Spreading Awareness: Duchenne Muscular Dystrophy
Waiting for a life-saving treatment can be painfully slow if you or someone you love has a rare condition. So, what happens when Federal drug regulations won’t review data for a treatment you were waiting on? That’s the situation many patients find themselves in, including one of our interview guests. Joanna Johnson is a parent of two boys living with Duchenne muscular dystrophy.
She and Dr. Eileen McCormick joined EverydayFamily’s Shiloh Johnson to discuss the issues surrounding lifesaving treatments that remain out of reach. They also outline the problems of Duchenne and the need for parents and the community to get involved in helping push for a greater patient voice in treatment approvals.
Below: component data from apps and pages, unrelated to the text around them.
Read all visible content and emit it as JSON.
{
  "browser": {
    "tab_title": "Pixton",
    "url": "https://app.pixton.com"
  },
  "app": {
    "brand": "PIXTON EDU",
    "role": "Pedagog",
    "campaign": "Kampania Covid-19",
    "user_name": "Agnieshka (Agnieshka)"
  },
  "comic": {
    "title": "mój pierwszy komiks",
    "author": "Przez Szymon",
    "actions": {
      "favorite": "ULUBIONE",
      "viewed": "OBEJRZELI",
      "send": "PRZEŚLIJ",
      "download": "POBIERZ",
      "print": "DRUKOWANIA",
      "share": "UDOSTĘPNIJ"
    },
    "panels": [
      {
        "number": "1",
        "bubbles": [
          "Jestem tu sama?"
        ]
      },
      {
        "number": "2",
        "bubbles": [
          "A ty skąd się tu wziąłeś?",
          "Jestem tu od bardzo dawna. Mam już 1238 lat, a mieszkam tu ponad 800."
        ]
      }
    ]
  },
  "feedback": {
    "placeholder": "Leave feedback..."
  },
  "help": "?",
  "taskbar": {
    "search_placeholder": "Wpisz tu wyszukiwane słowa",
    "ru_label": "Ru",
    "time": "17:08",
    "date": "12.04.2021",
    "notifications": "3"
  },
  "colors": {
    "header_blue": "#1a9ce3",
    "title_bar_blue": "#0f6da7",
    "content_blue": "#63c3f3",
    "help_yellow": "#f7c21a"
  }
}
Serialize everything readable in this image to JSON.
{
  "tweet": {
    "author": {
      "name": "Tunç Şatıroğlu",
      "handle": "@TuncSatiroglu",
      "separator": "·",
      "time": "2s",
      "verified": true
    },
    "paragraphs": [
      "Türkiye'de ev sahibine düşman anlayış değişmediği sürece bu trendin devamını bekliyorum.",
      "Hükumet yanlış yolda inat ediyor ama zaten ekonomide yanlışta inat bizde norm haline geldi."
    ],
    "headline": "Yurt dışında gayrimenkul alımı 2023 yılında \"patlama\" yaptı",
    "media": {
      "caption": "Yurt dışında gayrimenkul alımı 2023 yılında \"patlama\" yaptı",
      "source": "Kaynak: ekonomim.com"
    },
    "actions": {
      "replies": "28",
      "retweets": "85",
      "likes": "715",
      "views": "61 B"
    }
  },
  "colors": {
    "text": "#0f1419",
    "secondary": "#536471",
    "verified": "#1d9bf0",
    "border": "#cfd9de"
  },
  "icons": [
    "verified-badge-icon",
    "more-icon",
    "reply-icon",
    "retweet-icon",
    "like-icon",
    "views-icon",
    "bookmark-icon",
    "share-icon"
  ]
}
See the interview here:
Dr. McCormick gave us the facts about this rare form of muscular dystrophy, Duchenne. Duchenne muscular dystrophy is a genetic disorder characterized by progressive muscle degeneration and weakness. It is one of nine types of muscular dystrophy. Duchenne muscular dystrophy is caused by an absence of dystrophin, a protein that helps keep muscle cells intact.
Symptom onset is in early childhood, and the condition is usually diagnosed between ages three and five. The children lose the ability to walk, often around 9-11 years of age. Profound muscle deterioration continues until they lose the ability to use their arms and hands. They end up wheelchair-bound and are dependent for all self-care. Eventually this condition also affects the heart and lungs. This condition is fatal, with death occurring in the late teens or early adulthood.
Dr. McCormick added that this is a genetic disorder, so it is inherited, and the mother is usually the carrier. However, the disorder primarily affects boys. It affects about 1 in 3,500 boys, and only about 1 in 50 million girls. One of the first things to notice is delayed walking in infants. Most children are walking by the age of 18 months. But with Duchenne there would be a delay, with children not walking until 15-20 months of age. Once they begin walking, they may be tip-toe walkers, and a typical sign of the disorder is abnormally bulky calf muscles.
This disorder has treatments and targeted therapy. But certain treatments that could be beneficial to about 15,000 people affected by Duchenne are not approved by the FDA. Joanna Johnson told us more about her experience.
“I have two sons with Duchenne. In my case, it happened to be that I was a carrier,” Johnson explained. “But it was a spontaneous genetic mutation that occurred in me, so there was no family history and it came as a complete shock. My oldest boy was diagnosed at age three, he’s thirteen now. Before we got this diagnosis, you think your life is going to go a certain way. I’m thinking about peewee soccer games and little league, and then you get this catastrophic diagnosis that turns your world upside down. My husband and I were lost and struggling trying to figure out how to cope.”
“We were fortunate,” Johnson continued. “Based on my sons’ particular mutations, they were eligible for a clinical trial.” Both boys participated in a clinical trial for a drug called Translarna, made by PTC Therapeutics. “We’ve seen great benefits with this drug. My sons are 13 and 10. The normal progression of the disease would say that at this point they would be in wheelchairs, and they are both still ambulatory. They haven’t lost any upper body strength. They still play the drums!”
But, unfortunately, it is not an FDA approved drug. Johnson’s sons still have access to it because they participated in the trial. Duchenne is rare, only about 15,000 people in the U.S. have it. With that small number, and variability in the disease, the FDA hasn’t approved the drug, despite the benefits seen from the clinical trial.
It’s only 15,000 people … But at the same time, it’s 15,000 people who need help! They all matter. Johnson said, “My boys will continue to get access because they were in the clinical trial. But there were boys that were unable to get into the clinical trial and they’re waiting for access. They deserve the benefits my sons are seeing as well.”
Johnson and Dr. McCormick are trying to help spread awareness for this disease. Parents of children with Duchenne muscular dystrophy are joining together to find a way to make their voices heard by raising awareness about Duchenne and the desperate need for new treatment options and money needed for research. They are staging races, blogging, sharing stories on social media. They are also reaching out to Congress to help with the bureaucratic FDA hold-up to get treatments reviewed and approved.
Another factor is a new law, the 21st Century Cures Act. This law recognizes that patients play an essential role in the development of drugs and devices to diagnose and treat certain diseases. We hope that the Cures Act will enhance ongoing efforts to better incorporate the patient’s voice into FDA’s decision-making process. Fingers crossed!
For more information about Duchenne muscular dystrophy, check out Parentprojectmd.org. They have information about the disease and updates about treatments.